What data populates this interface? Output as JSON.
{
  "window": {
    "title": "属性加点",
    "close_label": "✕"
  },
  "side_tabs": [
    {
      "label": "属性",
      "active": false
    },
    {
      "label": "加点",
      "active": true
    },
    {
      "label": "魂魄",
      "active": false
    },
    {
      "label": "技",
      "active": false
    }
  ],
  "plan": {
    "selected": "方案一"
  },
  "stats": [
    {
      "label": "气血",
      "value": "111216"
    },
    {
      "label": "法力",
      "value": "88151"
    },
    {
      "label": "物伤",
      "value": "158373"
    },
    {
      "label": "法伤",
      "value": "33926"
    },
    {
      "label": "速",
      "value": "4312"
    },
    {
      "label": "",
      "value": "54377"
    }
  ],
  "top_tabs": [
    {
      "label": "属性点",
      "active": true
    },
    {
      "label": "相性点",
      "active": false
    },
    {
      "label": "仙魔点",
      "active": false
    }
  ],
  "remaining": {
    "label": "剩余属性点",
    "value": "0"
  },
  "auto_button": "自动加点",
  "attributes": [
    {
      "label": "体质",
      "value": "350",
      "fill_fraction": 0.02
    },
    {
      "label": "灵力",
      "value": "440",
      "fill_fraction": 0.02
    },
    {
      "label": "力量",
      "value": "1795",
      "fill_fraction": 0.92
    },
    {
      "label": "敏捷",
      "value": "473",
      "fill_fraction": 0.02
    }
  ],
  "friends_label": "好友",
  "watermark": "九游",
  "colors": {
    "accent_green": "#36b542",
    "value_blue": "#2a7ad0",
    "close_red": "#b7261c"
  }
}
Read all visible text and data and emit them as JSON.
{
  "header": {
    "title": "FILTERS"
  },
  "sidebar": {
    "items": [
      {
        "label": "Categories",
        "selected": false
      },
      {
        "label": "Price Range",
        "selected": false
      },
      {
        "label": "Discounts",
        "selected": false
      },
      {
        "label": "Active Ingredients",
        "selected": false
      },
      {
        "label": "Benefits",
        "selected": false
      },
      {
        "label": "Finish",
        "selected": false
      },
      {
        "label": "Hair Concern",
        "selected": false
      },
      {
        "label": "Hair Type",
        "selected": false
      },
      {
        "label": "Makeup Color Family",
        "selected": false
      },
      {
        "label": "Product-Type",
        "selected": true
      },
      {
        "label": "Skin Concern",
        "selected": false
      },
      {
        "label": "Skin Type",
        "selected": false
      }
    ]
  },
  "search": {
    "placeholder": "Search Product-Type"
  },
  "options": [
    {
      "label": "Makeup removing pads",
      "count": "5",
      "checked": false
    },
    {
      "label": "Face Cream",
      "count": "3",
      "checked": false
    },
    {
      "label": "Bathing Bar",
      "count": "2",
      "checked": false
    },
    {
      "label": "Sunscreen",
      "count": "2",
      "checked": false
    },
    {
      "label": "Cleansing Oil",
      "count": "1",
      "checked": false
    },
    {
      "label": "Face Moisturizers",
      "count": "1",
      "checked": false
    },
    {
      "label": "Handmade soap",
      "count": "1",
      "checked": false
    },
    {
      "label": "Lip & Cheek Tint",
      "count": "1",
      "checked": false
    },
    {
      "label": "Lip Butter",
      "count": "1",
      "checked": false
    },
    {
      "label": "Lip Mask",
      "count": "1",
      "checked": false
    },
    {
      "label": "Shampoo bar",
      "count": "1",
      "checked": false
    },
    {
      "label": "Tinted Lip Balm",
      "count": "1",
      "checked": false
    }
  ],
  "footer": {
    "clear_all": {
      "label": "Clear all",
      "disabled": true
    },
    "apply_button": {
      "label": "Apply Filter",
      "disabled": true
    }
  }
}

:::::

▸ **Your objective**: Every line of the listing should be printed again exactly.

▸ **Answer to this exercise**:
What data populates this interface? Output as JSON.
{
  "window": {
    "title": "属性加点",
    "close_label": "✕"
  },
  "side_tabs": [
    {
      "label": "属性",
      "active": false
    },
    {
      "label": "加点",
      "active": true
    },
    {
      "label": "魂魄",
      "active": false
    },
    {
      "label": "技",
      "active": false
    }
  ],
  "plan": {
    "selected": "方案一"
  },
  "stats": [
    {
      "label": "气血",
      "value": "111216"
    },
    {
      "label": "法力",
      "value": "88151"
    },
    {
      "label": "物伤",
      "value": "158373"
    },
    {
      "label": "法伤",
      "value": "33926"
    },
    {
      "label": "速",
      "value": "4312"
    },
    {
      "label": "",
      "value": "54377"
    }
  ],
  "top_tabs": [
    {
      "label": "属性点",
      "active": true
    },
    {
      "label": "相性点",
      "active": false
    },
    {
      "label": "仙魔点",
      "active": false
    }
  ],
  "remaining": {
    "label": "剩余属性点",
    "value": "0"
  },
  "auto_button": "自动加点",
  "attributes": [
    {
      "label": "体质",
      "value": "350",
      "fill_fraction": 0.02
    },
    {
      "label": "灵力",
      "value": "440",
      "fill_fraction": 0.02
    },
    {
      "label": "力量",
      "value": "1795",
      "fill_fraction": 0.92
    },
    {
      "label": "敏捷",
      "value": "473",
      "fill_fraction": 0.02
    }
  ],
  "friends_label": "好友",
  "watermark": "九游",
  "colors": {
    "accent_green": "#36b542",
    "value_blue": "#2a7ad0",
    "close_red": "#b7261c"
  }
}
Read all visible text and data and emit them as JSON.
{
  "header": {
    "title": "FILTERS"
  },
  "sidebar": {
    "items": [
      {
        "label": "Categories",
        "selected": false
      },
      {
        "label": "Price Range",
        "selected": false
      },
      {
        "label": "Discounts",
        "selected": false
      },
      {
        "label": "Active Ingredients",
        "selected": false
      },
      {
        "label": "Benefits",
        "selected": false
      },
      {
        "label": "Finish",
        "selected": false
      },
      {
        "label": "Hair Concern",
        "selected": false
      },
      {
        "label": "Hair Type",
        "selected": false
      },
      {
        "label": "Makeup Color Family",
        "selected": false
      },
      {
        "label": "Product-Type",
        "selected": true
      },
      {
        "label": "Skin Concern",
        "selected": false
      },
      {
        "label": "Skin Type",
        "selected": false
      }
    ]
  },
  "search": {
    "placeholder": "Search Product-Type"
  },
  "options": [
    {
      "label": "Makeup removing pads",
      "count": "5",
      "checked": false
    },
    {
      "label": "Face Cream",
      "count": "3",
      "checked": false
    },
    {
      "label": "Bathing Bar",
      "count": "2",
      "checked": false
    },
    {
      "label": "Sunscreen",
      "count": "2",
      "checked": false
    },
    {
      "label": "Cleansing Oil",
      "count": "1",
      "checked": false
    },
    {
      "label": "Face Moisturizers",
      "count": "1",
      "checked": false
    },
    {
      "label": "Handmade soap",
      "count": "1",
      "checked": false
    },
    {
      "label": "Lip & Cheek Tint",
      "count": "1",
      "checked": false
    },
    {
      "label": "Lip Butter",
      "count": "1",
      "checked": false
    },
    {
      "label": "Lip Mask",
      "count": "1",
      "checked": false
    },
    {
      "label": "Shampoo bar",
      "count": "1",
      "checked": false
    },
    {
      "label": "Tinted Lip Balm",
      "count": "1",
      "checked": false
    }
  ],
  "footer": {
    "clear_all": {
      "label": "Clear all",
      "disabled": true
    },
    "apply_button": {
      "label": "Apply Filter",
      "disabled": true
    }
  }
}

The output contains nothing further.